* _Exercise brief_: Look through the records and report how many lines include the word "size", with no other words.

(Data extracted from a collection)
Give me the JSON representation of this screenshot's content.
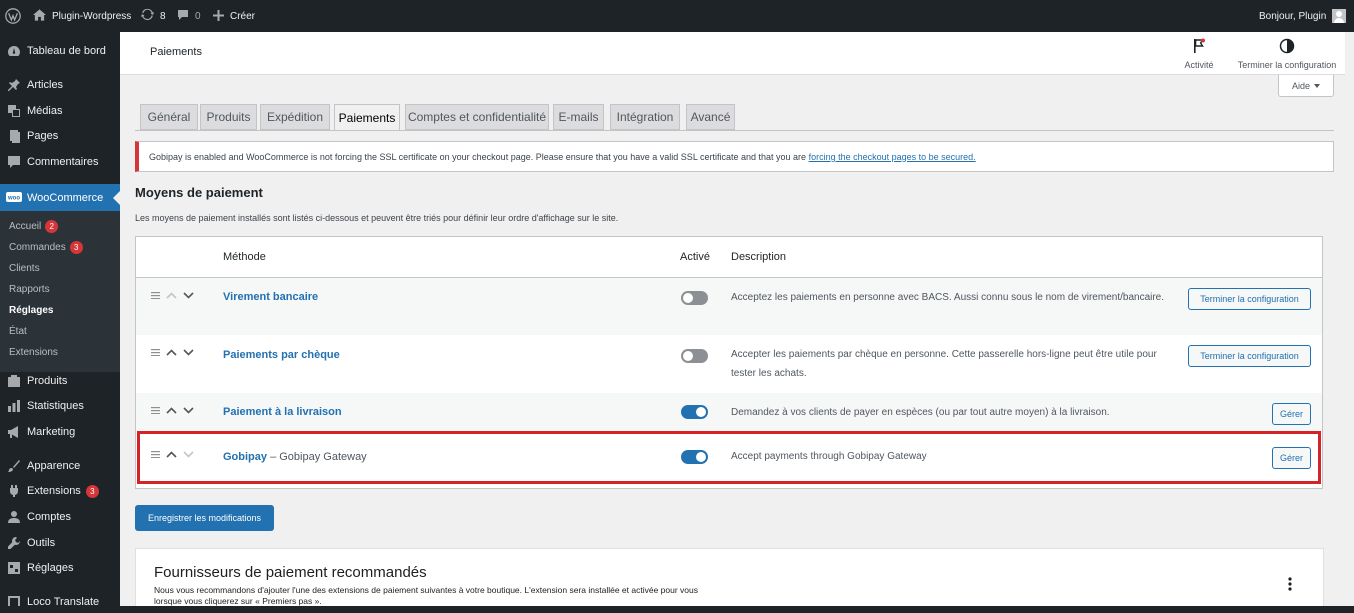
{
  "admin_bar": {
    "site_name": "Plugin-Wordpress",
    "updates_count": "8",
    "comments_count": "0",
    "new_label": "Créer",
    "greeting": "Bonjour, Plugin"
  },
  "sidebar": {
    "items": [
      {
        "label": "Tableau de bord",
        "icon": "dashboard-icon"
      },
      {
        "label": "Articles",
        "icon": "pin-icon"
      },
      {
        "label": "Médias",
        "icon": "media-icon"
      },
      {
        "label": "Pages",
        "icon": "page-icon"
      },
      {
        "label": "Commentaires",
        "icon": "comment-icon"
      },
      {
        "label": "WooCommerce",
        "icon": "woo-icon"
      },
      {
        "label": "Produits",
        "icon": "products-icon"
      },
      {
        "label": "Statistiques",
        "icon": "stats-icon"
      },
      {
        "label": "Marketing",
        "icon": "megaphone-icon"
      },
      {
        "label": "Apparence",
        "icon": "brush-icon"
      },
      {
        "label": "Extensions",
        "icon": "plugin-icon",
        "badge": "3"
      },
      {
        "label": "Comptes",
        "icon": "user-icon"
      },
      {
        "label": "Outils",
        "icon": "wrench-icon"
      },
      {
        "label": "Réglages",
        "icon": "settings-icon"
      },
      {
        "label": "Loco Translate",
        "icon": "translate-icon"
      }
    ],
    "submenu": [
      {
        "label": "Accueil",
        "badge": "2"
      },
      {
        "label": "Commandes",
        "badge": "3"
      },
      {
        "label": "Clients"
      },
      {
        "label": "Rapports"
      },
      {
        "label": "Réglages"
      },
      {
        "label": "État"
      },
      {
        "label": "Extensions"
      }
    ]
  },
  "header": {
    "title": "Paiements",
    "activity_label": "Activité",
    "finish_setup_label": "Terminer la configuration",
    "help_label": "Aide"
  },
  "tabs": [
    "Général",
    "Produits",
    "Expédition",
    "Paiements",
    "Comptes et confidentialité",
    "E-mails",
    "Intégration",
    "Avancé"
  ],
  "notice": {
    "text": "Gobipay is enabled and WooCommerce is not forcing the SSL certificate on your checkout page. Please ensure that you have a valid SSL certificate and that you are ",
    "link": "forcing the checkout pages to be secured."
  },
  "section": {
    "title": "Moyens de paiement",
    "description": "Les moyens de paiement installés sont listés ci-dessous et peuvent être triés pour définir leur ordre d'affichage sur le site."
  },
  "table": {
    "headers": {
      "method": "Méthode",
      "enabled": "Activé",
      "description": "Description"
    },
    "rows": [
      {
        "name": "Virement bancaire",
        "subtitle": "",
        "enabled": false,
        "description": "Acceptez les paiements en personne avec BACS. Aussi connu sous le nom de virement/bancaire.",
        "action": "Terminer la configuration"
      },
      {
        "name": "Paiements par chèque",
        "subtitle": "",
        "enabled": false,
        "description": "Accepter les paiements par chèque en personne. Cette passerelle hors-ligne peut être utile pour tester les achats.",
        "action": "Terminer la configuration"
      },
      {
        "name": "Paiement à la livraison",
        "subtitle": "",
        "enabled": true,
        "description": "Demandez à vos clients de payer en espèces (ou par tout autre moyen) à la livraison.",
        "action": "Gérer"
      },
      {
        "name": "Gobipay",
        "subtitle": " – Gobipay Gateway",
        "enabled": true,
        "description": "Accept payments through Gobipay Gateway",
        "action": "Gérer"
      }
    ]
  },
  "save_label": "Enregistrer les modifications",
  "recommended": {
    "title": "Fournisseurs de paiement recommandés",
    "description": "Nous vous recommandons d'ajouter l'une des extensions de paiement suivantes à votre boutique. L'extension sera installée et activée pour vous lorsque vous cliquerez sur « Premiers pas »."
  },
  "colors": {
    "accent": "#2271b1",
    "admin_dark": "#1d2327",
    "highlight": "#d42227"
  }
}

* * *

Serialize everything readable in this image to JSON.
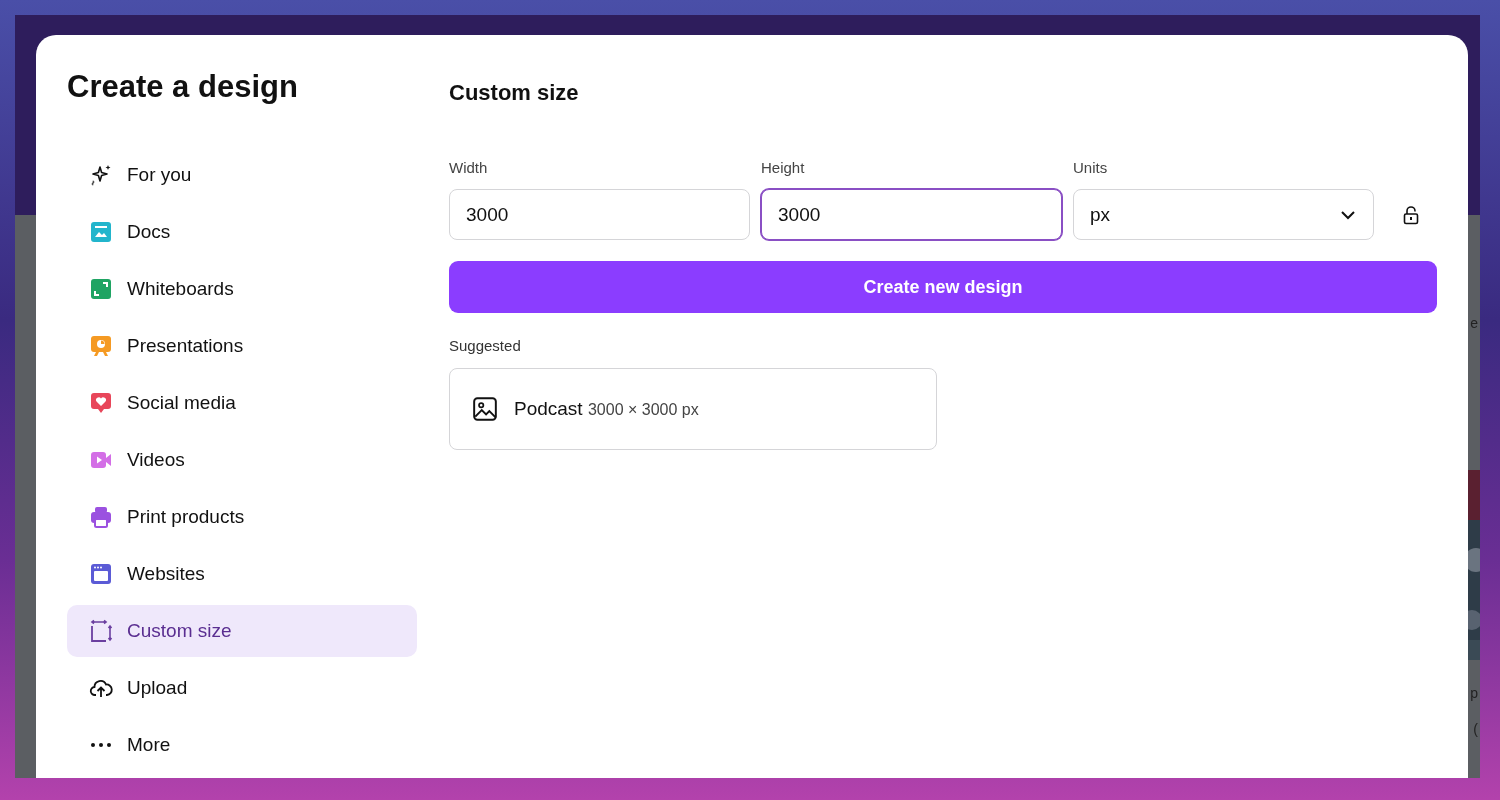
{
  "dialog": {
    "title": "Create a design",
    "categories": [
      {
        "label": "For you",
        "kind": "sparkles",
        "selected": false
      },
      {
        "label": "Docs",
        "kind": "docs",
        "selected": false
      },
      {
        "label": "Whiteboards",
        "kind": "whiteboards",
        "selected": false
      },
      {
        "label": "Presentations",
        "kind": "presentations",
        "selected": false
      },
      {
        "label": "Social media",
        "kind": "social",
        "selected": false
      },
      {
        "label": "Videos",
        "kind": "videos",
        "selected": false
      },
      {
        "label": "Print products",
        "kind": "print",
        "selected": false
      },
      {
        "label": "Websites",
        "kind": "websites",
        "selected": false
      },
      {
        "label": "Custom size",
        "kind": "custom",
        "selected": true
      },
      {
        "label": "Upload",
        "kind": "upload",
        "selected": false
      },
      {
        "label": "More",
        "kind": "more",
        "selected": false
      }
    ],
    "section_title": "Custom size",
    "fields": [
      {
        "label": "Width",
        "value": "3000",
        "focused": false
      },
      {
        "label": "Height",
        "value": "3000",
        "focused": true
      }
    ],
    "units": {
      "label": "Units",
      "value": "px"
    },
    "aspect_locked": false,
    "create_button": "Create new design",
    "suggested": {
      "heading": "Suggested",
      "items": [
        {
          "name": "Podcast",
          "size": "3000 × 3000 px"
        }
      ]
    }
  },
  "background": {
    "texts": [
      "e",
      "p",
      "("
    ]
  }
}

* _Reply to the exercise_: 3